A tandoor is a clay oven consisting of a vertical clay tube with sloping sides positioned over a hearth with an air inlet to one side. It produces a very intense heat which is usually used either to cook meat on long skewers or flatbreads on the vertical inside faces of the oven. In a British context we normally associate tandoors with Indian restaurants where commercial gas fired tandoors are often used to cook naan breads and tandoori meats and kebabs.
Construction of the tandoor begins .....in Roberts words below....
We've decided on a size for the tandoor of about 17 inches at the base and perhaps 12 inches at the top. The final oven will be either a terracotta pot, or brick, or a combination of both.
So, in the spirit of making it up as we go along, here is our tandoor construction blog in which you can follow along as we make our mistakes. This weekend we laid out the perimeter of the oven enclosure with concrete block. Within the enclosure we have laid an insulating base of 2 inches of vermiculite and cement.
Vermiculite base on concrete patio (about 32 inches square)
We leveled the vermiculite and laid a firebrick base on top of this and then packed more vermiculite and cement around the bricks to hold them in place. I used a mud of fireclay, sand and water under the bricks where needed, to fine tune the leveling of the base. (Always lay your high brick first if you need to make small adjustments to the level).
Firebrick base surrounded by vermiculite and cement
The remaining vermiculite insulation will be poured in dry (without cement to bind it) once the tandoor is built.

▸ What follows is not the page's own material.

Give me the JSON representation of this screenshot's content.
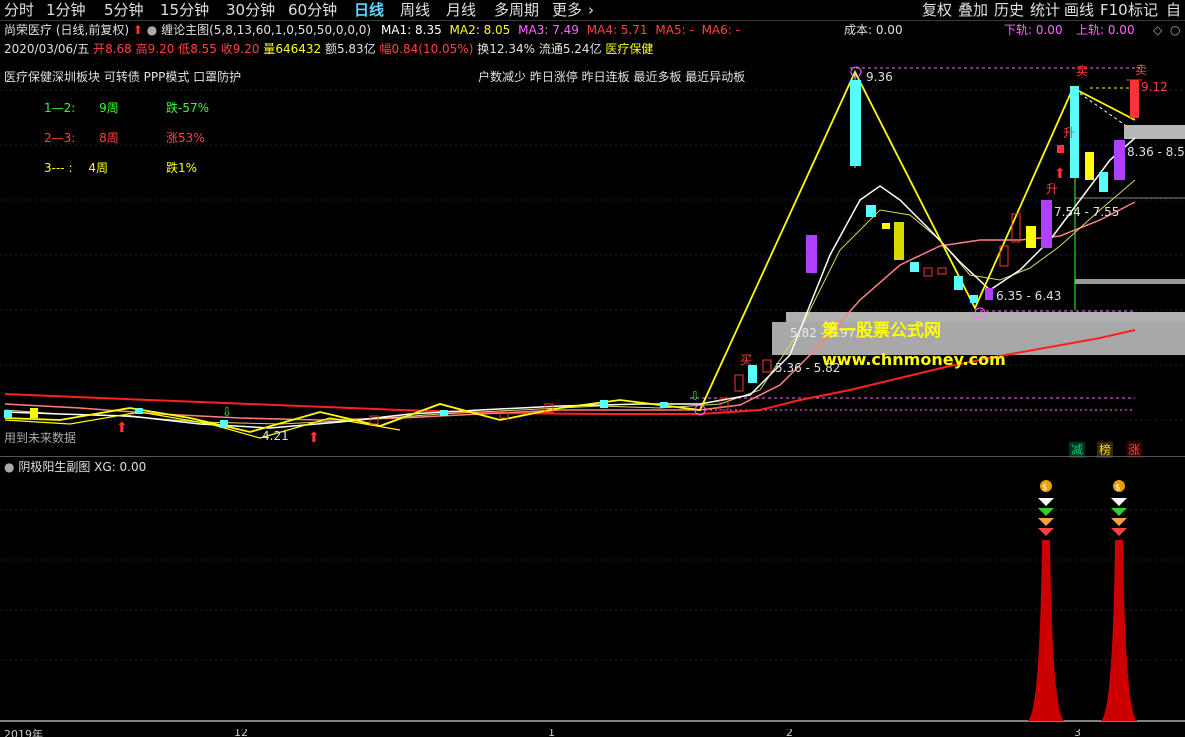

Got a new (bigger) terra cotta pot from Home Depot with an internal diameter of 18 inches. Cut the bottom off with the angle grinder. Bottom hole will be big enough to slap naan onto the side without accidentally burning the wrist. It so happens that Weber makes a grill which will fit inside on the little ledge of firebricks. I need to cut the grill in half so I can insert and remove it as desired. The lower level of firebricks has been mortared as shown below.
About 30 inches high
Air Hole (and ash removal hole) in the Back About 4 Inches Square
I think the tandoor might need some more thermal mass and also perhaps some more support (in the event it cracks). I have no idea whether or not this will work and as I told Eva this morning, this might end up as our practice tandoor. In any event, we mixed up a mortar of fireclay, sand and cement in the ratio of (approximately) 2-2-1. The mortar mixture was wetted to the consistency of modeling clay and then applied to the pot (after wrapping the pot in wire).
Wire Wrapped Pot
The clay shrunk over night and we had quite a few big cracks in the mortar this morning. But as my friend John the Greek used to say, there are 3 responses to any situation which are always appropriate; (1) so what, (2) who cares and (3) big deal. Tonight, a small test fire
This weekend we built up the walls around the tandoor and filled the cavity with perlite (until I ran out). Must make a Home Depot run this afternoon
As I figure it, that space in the wall will be too small for perlite to flow thru… Doh!!!
Well you can't make that much progress without cooking something, right? So we had the first meal out of the tandoor this weekend.
Fire in the Hole !!!!
Got the oven up to about 600 F and still no cracks. I'm going to have to practice at fire management. It's not as easy as the pizza oven has become and flare-ups are a problem. But the food tasted authentic.
Finished the countertop. The countertop around the tandoor is only loosely attached (in the event it needs to be removed for repairs). Going to have a tandoor party this weekend I think.